H Bauer profile


Media Week – redesign

27 January – 3 February. Quantum Business Media, Croydon. £2.40. 72pp. Ed: Tim Burrowes
Weekly trade magazine switches from tabloid newspaper format to outsized A4 magazine. Adopted 'First in the know' on the masthead.

Sorted magazine: first issue cover   


February, Sorted Communications, Brighton. £2.50; 100pp, plus A1 poster (Whiplash computer games and School of Rock film). Ed: Martin Klipp
Monthly for teenage boys

Zoo Weekly magazine launch issue cover

Zoo Weekly

22 Jan. Emap, London. Free at WH Smith (£1). 100pp. Ed: Paul Merrill
IPC's Nuts beat Emap to the news-stands by a week. Emap responds with same launch strategy, but doesn't declare its hand on price (later priced at £1). The difference between the two mainly being Zoo 's use of female flesh – far more of it, including bare nipples. Emap's 'Project Tyson' pinched Chat editor Paul Merrill from IPC in December. Both publishers claimed investments of £8m, in Emap's case to attract initial sales of 150,000. Emap said Zoo would target 16-30-year-olds. Emap has a stranglehold on the monthly men's market with FHM selling more than twice as many copies as IPC's Loaded. Further, it had developed expertise in consumer weeklies, a traditional IPC strength, with Heat and Closer.
Contents breakdown
Emap profile
Men's monthlies case study
Men's weeklies

Nuts – first on-sale issue. Kelly Brook cover


16 Jan. IPC Ignite, London. Free at WH Smith (usual price £1.20 (second issue 60p). 100pp
Ed: Phil Hilton
'World's first men's weekly,' claims the cover with '100 action-packed pages!' Phil Hilton, former Later editor, rejoined IPC from Emap in March 2003. IPC's first big launch since it was taken over by US group Time Warner in 2001.
Contents breakdown (dead)
IPC profile
Men's monthlies case study
Men's weeklies


Bang – closes

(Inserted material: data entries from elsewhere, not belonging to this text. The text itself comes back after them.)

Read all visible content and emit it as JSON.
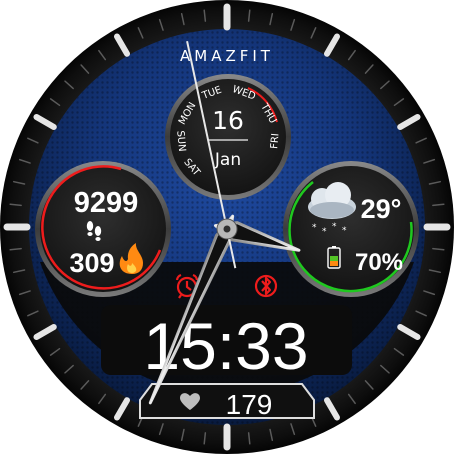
{
  "brand": "AMAZFIT",
  "date": {
    "day": "16",
    "month": "Jan",
    "weekdays": [
      "SAT",
      "SUN",
      "MON",
      "TUE",
      "WED",
      "THU",
      "FRI"
    ],
    "current_weekday": "MON"
  },
  "activity": {
    "steps": "9299",
    "calories": "309",
    "steps_icon": "footsteps-icon",
    "calories_icon": "flame-icon"
  },
  "weather": {
    "temperature": "29°",
    "icon": "snow-cloud-icon"
  },
  "battery": {
    "percent": "70%",
    "level": 0.7,
    "icon": "battery-icon"
  },
  "status_icons": [
    "alarm-clock-icon",
    "bluetooth-icon"
  ],
  "time": "15:33",
  "heart_rate": {
    "value": "179",
    "icon": "heart-icon"
  },
  "hands": {
    "hour": 15,
    "minute": 33,
    "second": 58
  },
  "colors": {
    "accent_red": "#ee1c1c",
    "ring_green": "#1fc81f",
    "flame_orange": "#ff8a12",
    "battery_green": "#53c426",
    "battery_orange": "#ff8a12",
    "dial_blue": "#14357a"
  }
}
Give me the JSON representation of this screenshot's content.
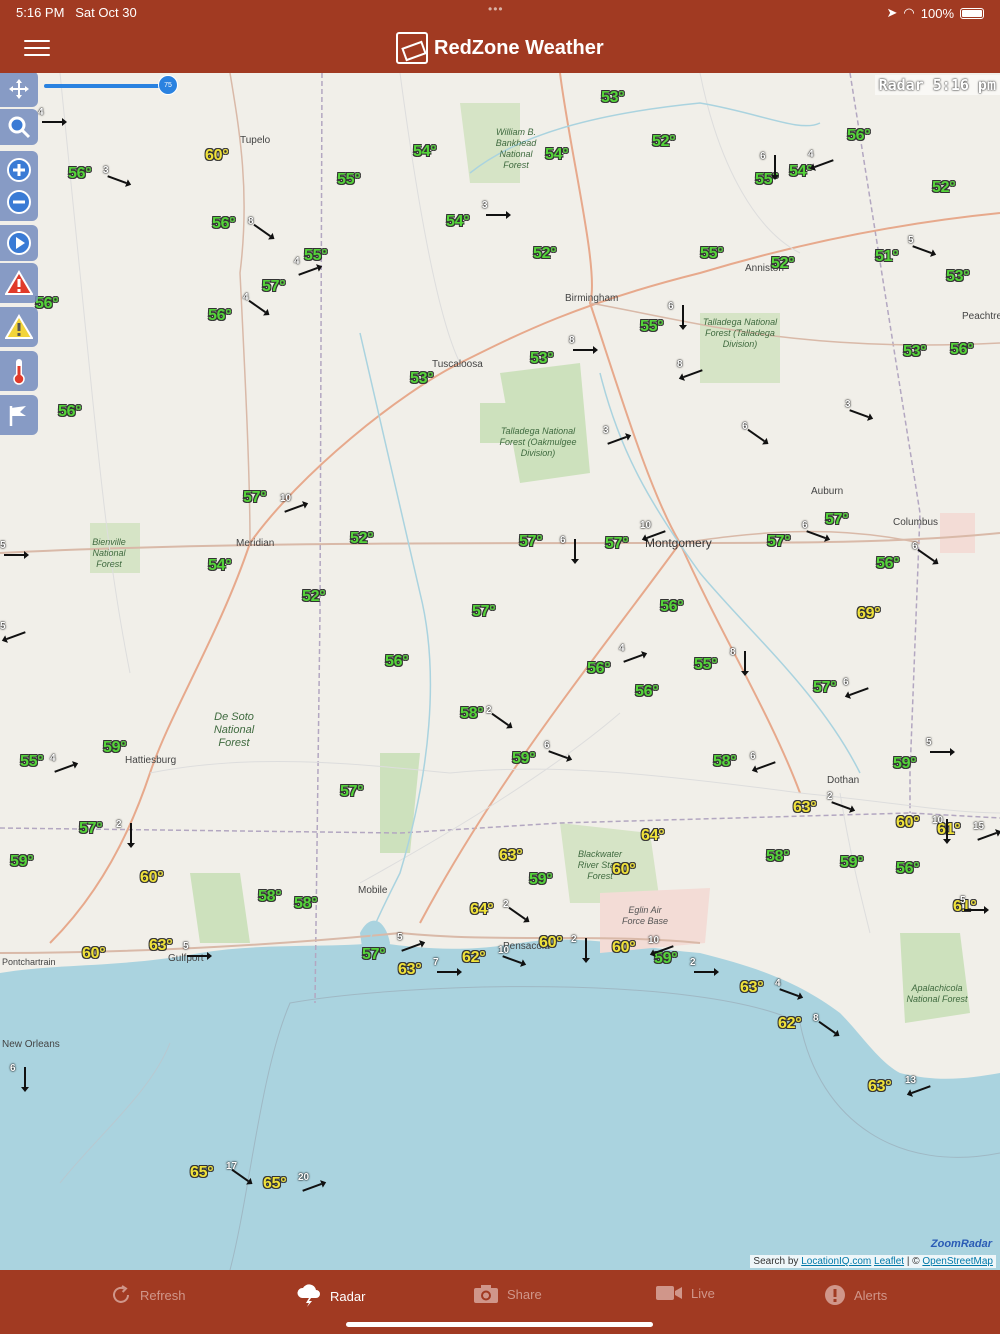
{
  "status": {
    "time": "5:16 PM",
    "date": "Sat Oct 30",
    "battery": "100%"
  },
  "header": {
    "title": "RedZone Weather"
  },
  "map": {
    "radar_label": "Radar 5:16 pm",
    "slider_value": "75",
    "attribution": {
      "search": "Search by",
      "provider": "LocationIQ.com",
      "leaflet": "Leaflet",
      "sep": "| ©",
      "osm": "OpenStreetMap"
    },
    "zoomradar": "ZoomRadar",
    "cities": [
      "Tupelo",
      "Birmingham",
      "Tuscaloosa",
      "Montgomery",
      "Meridian",
      "Hattiesburg",
      "Mobile",
      "Pensacola",
      "Gulfport",
      "Dothan",
      "Auburn",
      "Columbus",
      "Anniston",
      "Peachtree",
      "New Orleans",
      "Pontchartrain"
    ],
    "forests": [
      "William B. Bankhead National Forest",
      "Talladega National Forest (Oakmulgee Division)",
      "Talladega National Forest (Talladega Division)",
      "Bienville National Forest",
      "De Soto National Forest",
      "Blackwater River State Forest",
      "Eglin Air Force Base",
      "Apalachicola National Forest"
    ],
    "temps": [
      "60°",
      "56°",
      "56°",
      "56°",
      "56°",
      "56°",
      "54°",
      "55°",
      "54°",
      "53°",
      "54°",
      "52°",
      "52°",
      "55°",
      "54°",
      "56°",
      "52°",
      "55°",
      "52°",
      "51°",
      "53°",
      "53°",
      "56°",
      "55°",
      "57°",
      "57°",
      "52°",
      "54°",
      "52°",
      "53°",
      "55°",
      "53°",
      "57°",
      "57°",
      "57°",
      "57°",
      "57°",
      "56°",
      "56°",
      "56°",
      "55°",
      "57°",
      "56°",
      "69°",
      "56°",
      "58°",
      "59°",
      "58°",
      "59°",
      "55°",
      "59°",
      "57°",
      "57°",
      "63°",
      "59°",
      "60°",
      "58°",
      "58°",
      "64°",
      "60°",
      "58°",
      "59°",
      "59°",
      "60°",
      "61°",
      "56°",
      "61°",
      "60°",
      "63°",
      "64°",
      "63°",
      "62°",
      "57°",
      "60°",
      "60°",
      "59°",
      "63°",
      "62°",
      "63°",
      "65°",
      "65°",
      "63°",
      "63°",
      "58°",
      "64°",
      "58°"
    ],
    "winds": [
      "4",
      "3",
      "8",
      "10",
      "6",
      "4",
      "3",
      "5",
      "4",
      "4",
      "6",
      "8",
      "8",
      "3",
      "6",
      "3",
      "6",
      "10",
      "5",
      "6",
      "6",
      "4",
      "8",
      "6",
      "5",
      "6",
      "2",
      "4",
      "2",
      "6",
      "7",
      "10",
      "2",
      "5",
      "2",
      "10",
      "2",
      "4",
      "8",
      "15",
      "10",
      "13",
      "5",
      "2",
      "17",
      "20",
      "6",
      "5",
      "5"
    ]
  },
  "tabs": [
    {
      "label": "Refresh",
      "active": false
    },
    {
      "label": "Radar",
      "active": true
    },
    {
      "label": "Share",
      "active": false
    },
    {
      "label": "Live",
      "active": false
    },
    {
      "label": "Alerts",
      "active": false
    }
  ],
  "colors": {
    "header": "#a13a22",
    "temp_cool": "#55d43a",
    "temp_warm": "#f0e23a",
    "tool_bg": "#748cbe"
  }
}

January, issue 10. Future, London. £3.30. 132pp
Ed: Dan Silver
Despite changing editor, Future's effort to break into mainstream music market failed after less than a year. Press Gazette reported attempts to merge with X-Ray Future profile

FHM Feb 2004 High Street honey
The FHM issue of Feb 2004 held a surprise ...
fhm High Street Honey 2003 Kayleigh
... it dropped down to reveal High Street Honey 2003 Kayleigh Pearson

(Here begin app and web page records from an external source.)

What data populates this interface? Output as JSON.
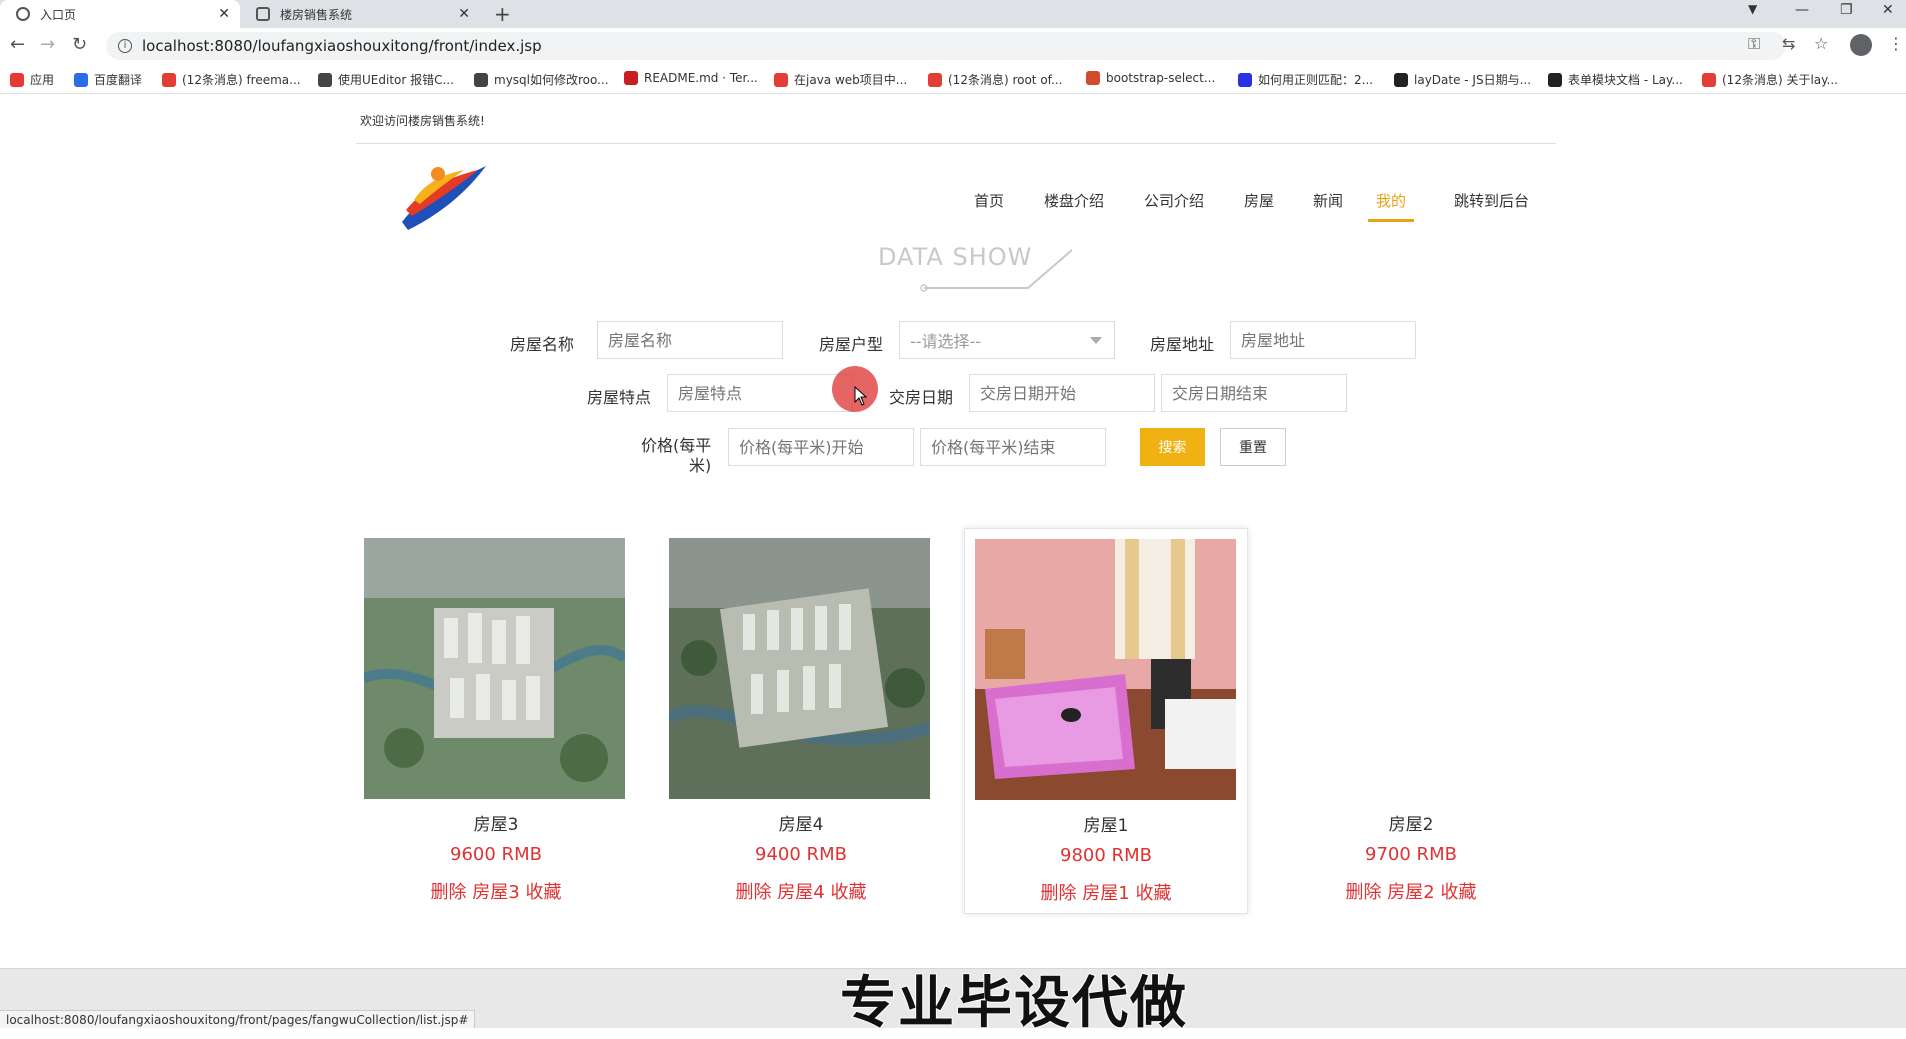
{
  "browser": {
    "tabs": [
      {
        "title": "入口页",
        "active": true
      },
      {
        "title": "楼房销售系统",
        "active": false
      }
    ],
    "url": "localhost:8080/loufangxiaoshouxitong/front/index.jsp",
    "bookmarks": [
      {
        "label": "应用",
        "icon": "apps-grid-icon",
        "color": "#e53935"
      },
      {
        "label": "百度翻译",
        "icon": "baidu-translate-icon",
        "color": "#2b6de5"
      },
      {
        "label": "(12条消息) freema...",
        "icon": "csdn-icon",
        "color": "#e33e33"
      },
      {
        "label": "使用UEditor 报错C...",
        "icon": "ueditor-icon",
        "color": "#444444"
      },
      {
        "label": "mysql如何修改roo...",
        "icon": "ueditor-icon",
        "color": "#444444"
      },
      {
        "label": "README.md · Ter...",
        "icon": "gitee-icon",
        "color": "#c71d23"
      },
      {
        "label": "在java web项目中...",
        "icon": "csdn-icon",
        "color": "#e33e33"
      },
      {
        "label": "(12条消息) root of...",
        "icon": "csdn-icon",
        "color": "#e33e33"
      },
      {
        "label": "bootstrap-select...",
        "icon": "bootstrap-icon",
        "color": "#d14b2a"
      },
      {
        "label": "如何用正则匹配：2...",
        "icon": "baidu-icon",
        "color": "#2932e1"
      },
      {
        "label": "layDate - JS日期与...",
        "icon": "layui-icon",
        "color": "#222222"
      },
      {
        "label": "表单模块文档 - Lay...",
        "icon": "layui-icon",
        "color": "#222222"
      },
      {
        "label": "(12条消息) 关于lay...",
        "icon": "csdn-icon",
        "color": "#e33e33"
      }
    ]
  },
  "page": {
    "welcome": "欢迎访问楼房销售系统!",
    "nav": [
      {
        "label": "首页",
        "active": false
      },
      {
        "label": "楼盘介绍",
        "active": false
      },
      {
        "label": "公司介绍",
        "active": false
      },
      {
        "label": "房屋",
        "active": false
      },
      {
        "label": "新闻",
        "active": false
      },
      {
        "label": "我的",
        "active": true
      },
      {
        "label": "跳转到后台",
        "active": false
      }
    ],
    "section_title": "DATA SHOW",
    "accent_color": "#e8a317",
    "price_color": "#e03232"
  },
  "search": {
    "name_label": "房屋名称",
    "name_placeholder": "房屋名称",
    "type_label": "房屋户型",
    "type_selected": "--请选择--",
    "address_label": "房屋地址",
    "address_placeholder": "房屋地址",
    "feature_label": "房屋特点",
    "feature_placeholder": "房屋特点",
    "date_label": "交房日期",
    "date_start_placeholder": "交房日期开始",
    "date_end_placeholder": "交房日期结束",
    "price_label_line1": "价格(每平",
    "price_label_line2": "米)",
    "price_start_placeholder": "价格(每平米)开始",
    "price_end_placeholder": "价格(每平米)结束",
    "search_button": "搜索",
    "reset_button": "重置"
  },
  "listings": [
    {
      "name": "房屋3",
      "price": "9600 RMB",
      "actions": "删除 房屋3 收藏",
      "image": "aerial-estate"
    },
    {
      "name": "房屋4",
      "price": "9400 RMB",
      "actions": "删除 房屋4 收藏",
      "image": "aerial-estate-2"
    },
    {
      "name": "房屋1",
      "price": "9800 RMB",
      "actions": "删除 房屋1 收藏",
      "image": "bedroom"
    },
    {
      "name": "房屋2",
      "price": "9700 RMB",
      "actions": "删除 房屋2 收藏",
      "image": "none"
    }
  ],
  "overlay": {
    "watermark": "专业毕设代做",
    "status_url": "localhost:8080/loufangxiaoshouxitong/front/pages/fangwuCollection/list.jsp#"
  }
}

FHM – drop-down cover

February (issue on shelves before end December!) Emap Consumer Media, London. £3.30; 198pp (+gatefold). Ed: David Davies
I've seen many variation on covers – gatefolds, double and triple gatefolds, holograms, cut-outs, embossed – but never a drop-down. This cover folds downwards to three A4 pages deep to reveal FHM's High Street Honey winner, Kayleigh Pearson. Otherwise, it's likely to be more of the same from the men's best-seller, judging by a reader survey. (Best covers: Girls Aloud, May; Halle Berry, January; Lisa, best of British, September; Jennifer Lopez, April). The problem with such in-magazine surveys is that they are self-selecting and so tend to reinforce existing publishing strategies – meaning potential readers do not get a look in
FHM profile